If we allow our hearts to split open and pour out, we will find at the deepest part of our loneliness and pain, not a High Priest who is unable to sympathize with us (Hebrews 4:14) … but instead, we will find Jesus. Our Suffering Servant (Isaiah 53), who knows our pain (and knows a pain we will never know!), cares deeply for us, and who makes a way for us to “with confidence draw near the throne of grace, that we may receive mercy and find grace to help in time of need” (Hebrews 4:16). Our right worship of Jesus is the foundation for our turning away from our guilty, exhausting, stained “pleasures” and instead, discovering anew the innocent, real pleasures of life that truly comfort, nourish, and help us find rest for our souls.
Oh, man. This blog post is already wayyyyy too long, so I’ll just let you click through to week 4 and week 5 if you are so inclined. And I’ll begin to conclude by quoting my second favorite contemporary author (tied with Ed Welch, whom I obviously really DO hope you will read and read and read)—Kevin DeYoung—in his excellent book, The Hole in Our Holiness:
“Among conservative Christians there is sometimes the mistaken notion that if we are truly gospel-centered we won’t talk about rules or imperatives or moral exertion. We are so eager not to confuse indicatives (what God has done) and imperatives (what we should do) that we get leery of letting biblical commands lead uncomfortably to conviction of sin. We’re scared of words like diligence, effort and duty.”
“The reality is that holiness is plain hard work, and we’re often lazy. We like our sins, and dying to them is painful. Almost everything is easier than growing in godliness.”
How true! Growing in godliness is hard. But for the Christian, it is also guaranteed (Romans 8:29).
So get in the battle (Ephesians 6)! As you rest (Psalm 62:5). Make war to put to death (Colossians 3) that which has already been defeated (Romans 6). Work hard! But remember that it’s not you who works hard, but God (1 Corinthians 15:10).
And always, always, always, remember the true character, the true heart, the GLORY of the One True God (from Exodus 34:6-7):
God is “the Lord, the Lord; the compassionate and gracious God.
Slow to anger, God abounds in steadfast love and faithfulness.
God maintains love for thousands and forgives wickedness, rebellion, and sin …”
We may tire of forgiving people, but God never tires of forgiving his covenant children. We may get sick of showing mercy to people who don’t deserve it (the very definition of mercy, right?), but God never tires of showing mercy.
I’ll give Ed Welch the last word, since I used his name in the title of this blog to emphasize the opposite of what I really hope (his works are excellent and among the few books that I re-read often!):
“Your struggle is a common one, but we have a God Who delights in showering an abundance of mercy on those who ask for mercy. Those who ask for mercy receive an abundance of mercy.”
So go ahead. Ask for mercy and help. Again. (And again and again.) Don’t be afraid! Your Heavenly Father loves you and he will never give up on you.
With so much love and so many prayers—

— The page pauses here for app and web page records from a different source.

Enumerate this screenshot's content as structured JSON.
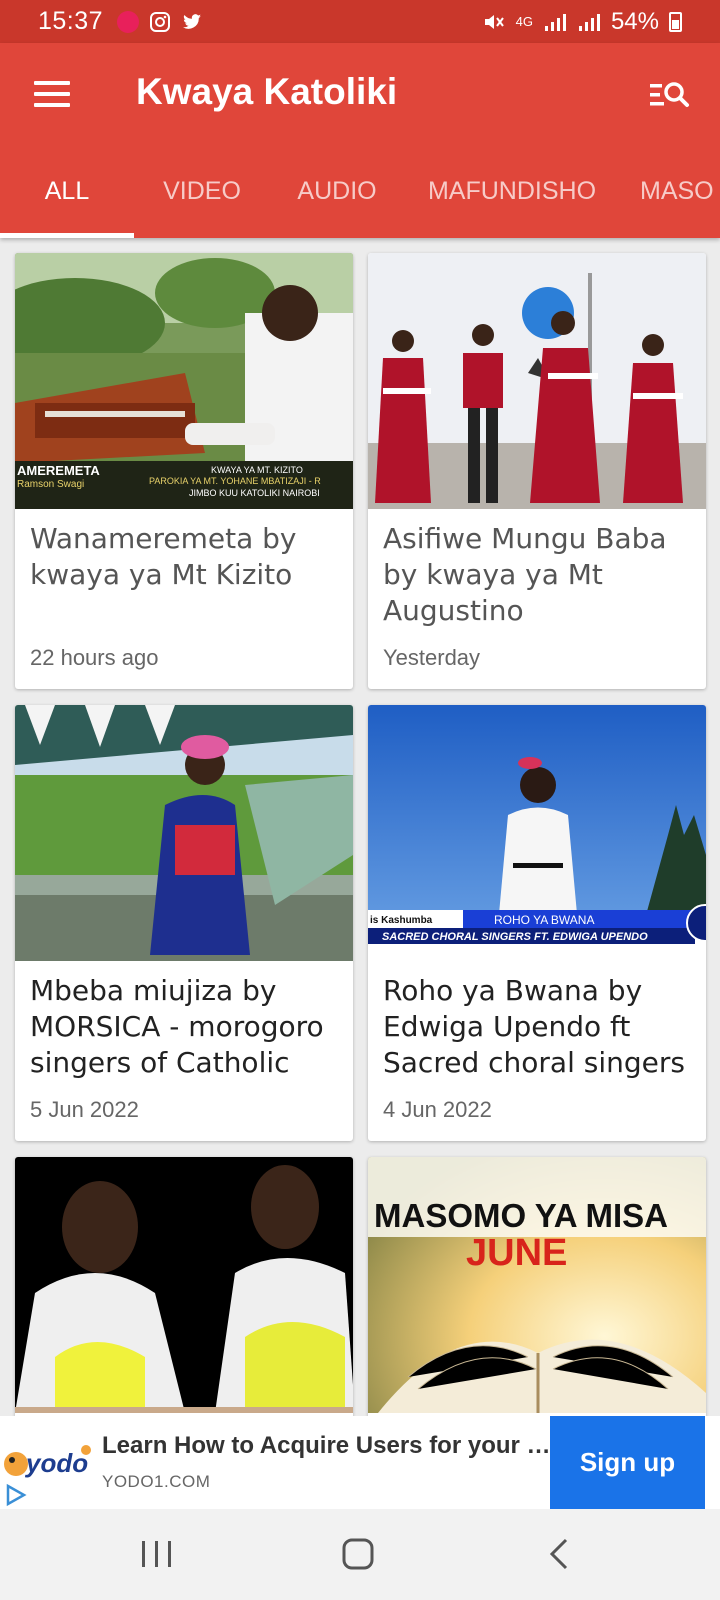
{
  "status_bar": {
    "time": "15:37",
    "network": "4G",
    "battery": "54%"
  },
  "app_bar": {
    "title": "Kwaya Katoliki"
  },
  "tabs": [
    {
      "label": "ALL",
      "active": true
    },
    {
      "label": "VIDEO"
    },
    {
      "label": "AUDIO"
    },
    {
      "label": "MAFUNDISHO"
    },
    {
      "label": "MASO"
    }
  ],
  "cards": [
    {
      "title": "Wanameremeta by kwaya ya Mt Kizito",
      "time": "22 hours ago",
      "thumb_caption": {
        "left_big": "AMEREMETA",
        "left_small": "Ramson Swagi",
        "line1": "KWAYA YA MT. KIZITO",
        "line2": "PAROKIA YA MT. YOHANE MBATIZAJI - R",
        "line3": "JIMBO KUU KATOLIKI  NAIROBI"
      }
    },
    {
      "title": "Asifiwe Mungu Baba by kwaya ya Mt Augustino",
      "time": "Yesterday"
    },
    {
      "title": "Mbeba miujiza by MORSICA - morogoro singers of Catholic",
      "time": "5 Jun 2022"
    },
    {
      "title": "Roho ya Bwana by Edwiga Upendo ft Sacred choral singers",
      "time": "4 Jun 2022",
      "thumb_caption": {
        "left": "is Kashumba",
        "line1": "ROHO YA BWANA",
        "line2": "SACRED CHORAL SINGERS FT.  EDWIGA UPENDO"
      }
    },
    {
      "title": "",
      "time": ""
    },
    {
      "title": "",
      "time": "",
      "thumb_caption": {
        "line1": "MASOMO YA MISA",
        "line2": "JUNE"
      }
    }
  ],
  "ad": {
    "logo_text": "yodo",
    "headline": "Learn How to Acquire Users for your …",
    "domain": "YODO1.COM",
    "cta": "Sign up"
  },
  "colors": {
    "primary": "#e0463a",
    "primary_dark": "#c9372b",
    "ad_button": "#1a73e8"
  }
}
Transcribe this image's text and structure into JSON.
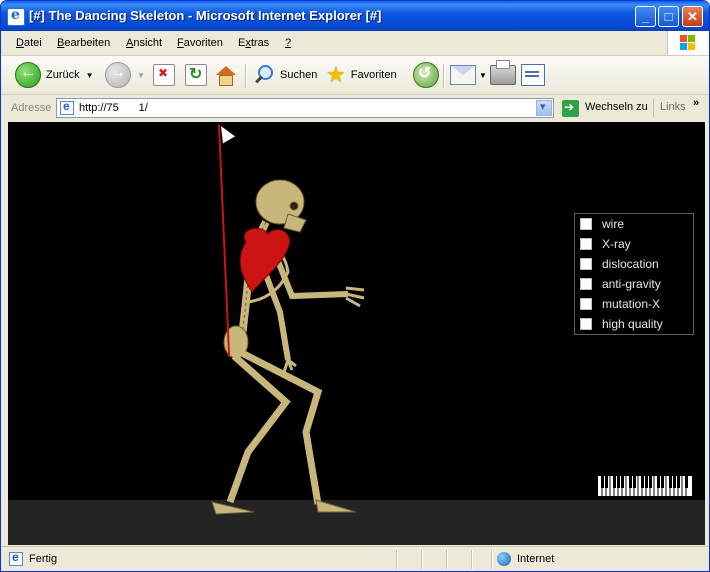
{
  "window": {
    "title": "[#] The Dancing Skeleton - Microsoft Internet Explorer [#]"
  },
  "menu": [
    {
      "label": "Datei",
      "accel": "D"
    },
    {
      "label": "Bearbeiten",
      "accel": "B"
    },
    {
      "label": "Ansicht",
      "accel": "A"
    },
    {
      "label": "Favoriten",
      "accel": "F"
    },
    {
      "label": "Extras",
      "accel": "x"
    },
    {
      "label": "?",
      "accel": "?"
    }
  ],
  "toolbar": {
    "back_label": "Zurück",
    "search_label": "Suchen",
    "favorites_label": "Favoriten"
  },
  "address": {
    "label": "Adresse",
    "url": "http://75         1/",
    "go_label": "Wechseln zu",
    "links_label": "Links"
  },
  "options": [
    {
      "label": "wire",
      "checked": false
    },
    {
      "label": "X-ray",
      "checked": false
    },
    {
      "label": "dislocation",
      "checked": false
    },
    {
      "label": "anti-gravity",
      "checked": false
    },
    {
      "label": "mutation-X",
      "checked": false
    },
    {
      "label": "high quality",
      "checked": false
    }
  ],
  "status": {
    "text": "Fertig",
    "zone": "Internet"
  },
  "colors": {
    "page_background": "#000000",
    "floor": "#242424",
    "heart": "#cc1414",
    "bone": "#c8b67a"
  }
}
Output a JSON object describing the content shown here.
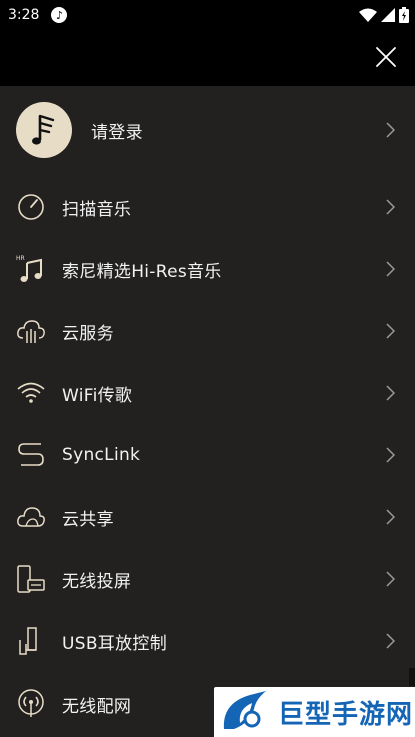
{
  "status_bar": {
    "time": "3:28"
  },
  "menu": {
    "login": {
      "label": "请登录"
    },
    "items": [
      {
        "label": "扫描音乐",
        "icon": "scan-gauge-icon"
      },
      {
        "label": "索尼精选Hi-Res音乐",
        "icon": "hires-music-icon",
        "badge": "HR"
      },
      {
        "label": "云服务",
        "icon": "cloud-service-icon"
      },
      {
        "label": "WiFi传歌",
        "icon": "wifi-icon"
      },
      {
        "label": "SyncLink",
        "icon": "synclink-icon"
      },
      {
        "label": "云共享",
        "icon": "cloud-share-icon"
      },
      {
        "label": "无线投屏",
        "icon": "screen-cast-icon"
      },
      {
        "label": "USB耳放控制",
        "icon": "usb-amp-icon"
      },
      {
        "label": "无线配网",
        "icon": "wireless-network-icon"
      }
    ]
  },
  "watermark": {
    "text": "巨型手游网"
  },
  "colors": {
    "accent": "#e7dcc6",
    "panel": "#222120",
    "brand_blue": "#1565b6"
  }
}
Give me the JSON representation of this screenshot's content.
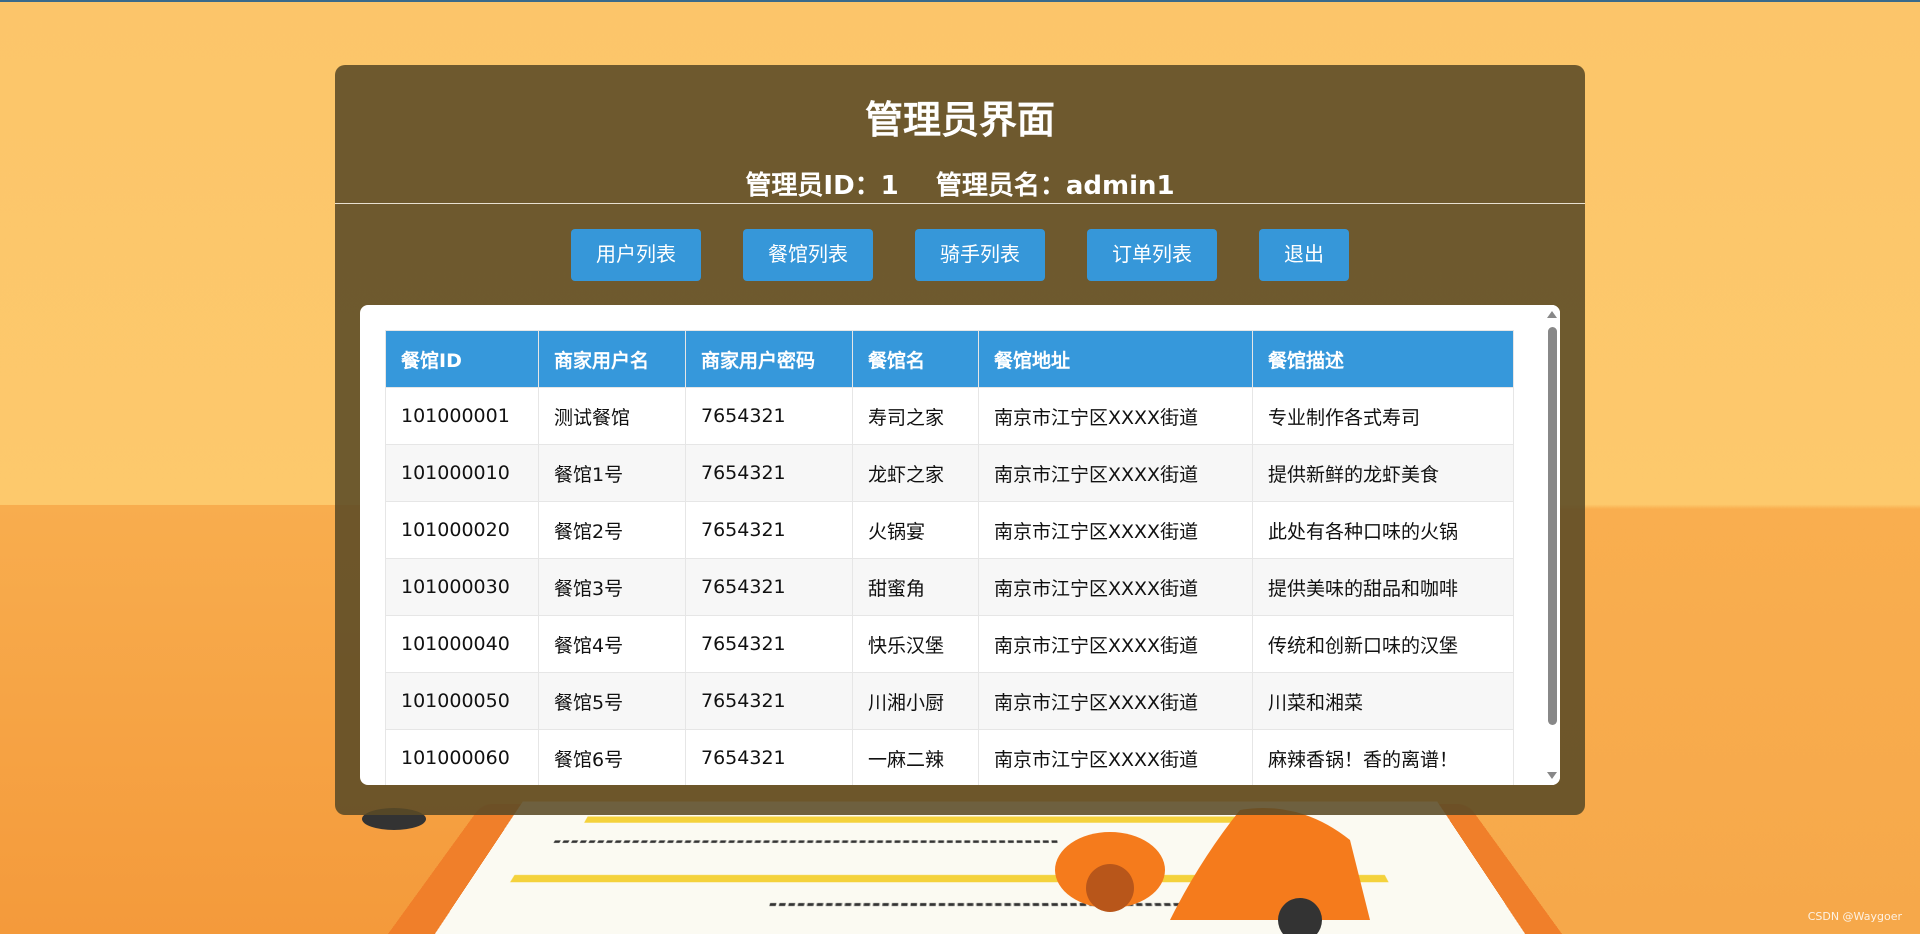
{
  "header": {
    "title": "管理员界面",
    "admin_id": "管理员ID：1",
    "admin_name": "管理员名：admin1"
  },
  "nav": {
    "users": "用户列表",
    "restaurants": "餐馆列表",
    "riders": "骑手列表",
    "orders": "订单列表",
    "logout": "退出"
  },
  "table": {
    "headers": [
      "餐馆ID",
      "商家用户名",
      "商家用户密码",
      "餐馆名",
      "餐馆地址",
      "餐馆描述"
    ],
    "rows": [
      [
        "101000001",
        "测试餐馆",
        "7654321",
        "寿司之家",
        "南京市江宁区XXXX街道",
        "专业制作各式寿司"
      ],
      [
        "101000010",
        "餐馆1号",
        "7654321",
        "龙虾之家",
        "南京市江宁区XXXX街道",
        "提供新鲜的龙虾美食"
      ],
      [
        "101000020",
        "餐馆2号",
        "7654321",
        "火锅宴",
        "南京市江宁区XXXX街道",
        "此处有各种口味的火锅"
      ],
      [
        "101000030",
        "餐馆3号",
        "7654321",
        "甜蜜角",
        "南京市江宁区XXXX街道",
        "提供美味的甜品和咖啡"
      ],
      [
        "101000040",
        "餐馆4号",
        "7654321",
        "快乐汉堡",
        "南京市江宁区XXXX街道",
        "传统和创新口味的汉堡"
      ],
      [
        "101000050",
        "餐馆5号",
        "7654321",
        "川湘小厨",
        "南京市江宁区XXXX街道",
        "川菜和湘菜"
      ],
      [
        "101000060",
        "餐馆6号",
        "7654321",
        "一麻二辣",
        "南京市江宁区XXXX街道",
        "麻辣香锅！香的离谱！"
      ]
    ]
  },
  "watermark": "CSDN @Waygoer",
  "colors": {
    "accent": "#3698db",
    "panel": "#5a4a26",
    "background": "#fcc56a"
  }
}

If you’re more of an auditory learner, so my zillion links contained in this post feel overwhelming (rather than encouraging), I hope you will disregard all 1,300 words of this too-long post and simply listen to this one sermon:
Yes, yes, yes! A thousands times, yes.
My most-requested retreat is currently my “Disordered Affections” retreat. You can learn more about it here: